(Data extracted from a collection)
+ + + + + + +

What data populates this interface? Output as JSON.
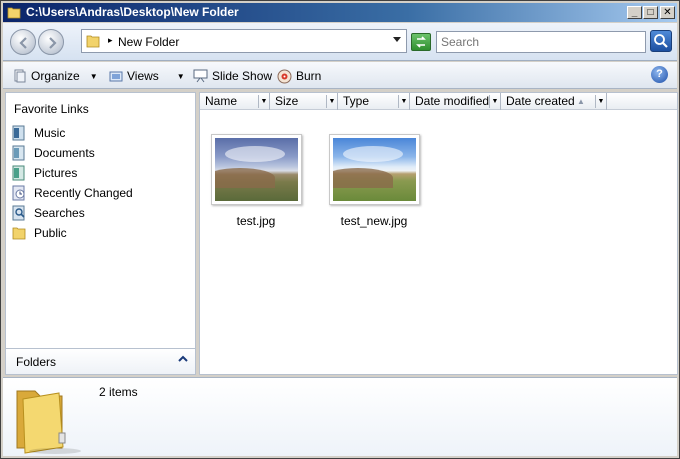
{
  "window": {
    "title": "C:\\Users\\Andras\\Desktop\\New Folder",
    "controls": {
      "minimize": "_",
      "maximize": "□",
      "close": "✕"
    }
  },
  "address": {
    "path": "New Folder",
    "search_placeholder": "Search"
  },
  "toolbar": {
    "organize": "Organize",
    "views": "Views",
    "slideshow": "Slide Show",
    "burn": "Burn",
    "help": "?"
  },
  "nav": {
    "header": "Favorite Links",
    "items": [
      {
        "label": "Music",
        "icon": "music-folder-icon"
      },
      {
        "label": "Documents",
        "icon": "documents-folder-icon"
      },
      {
        "label": "Pictures",
        "icon": "pictures-folder-icon"
      },
      {
        "label": "Recently Changed",
        "icon": "recent-folder-icon"
      },
      {
        "label": "Searches",
        "icon": "searches-folder-icon"
      },
      {
        "label": "Public",
        "icon": "public-folder-icon"
      }
    ],
    "folders_label": "Folders"
  },
  "columns": [
    "Name",
    "Size",
    "Type",
    "Date modified",
    "Date created"
  ],
  "files": [
    {
      "name": "test.jpg"
    },
    {
      "name": "test_new.jpg"
    }
  ],
  "details": {
    "count": "2 items"
  },
  "colors": {
    "title_bar": "#0a246a",
    "pane_border": "#b7c1cf",
    "folder": "#e8c44a"
  }
}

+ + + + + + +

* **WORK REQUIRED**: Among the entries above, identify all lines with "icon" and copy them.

* **RESPONSE TO THIS EXERCISE**:
        "icon": "music-folder-icon"
        "icon": "documents-folder-icon"
        "icon": "pictures-folder-icon"
        "icon": "recent-folder-icon"
        "icon": "searches-folder-icon"
        "icon": "public-folder-icon"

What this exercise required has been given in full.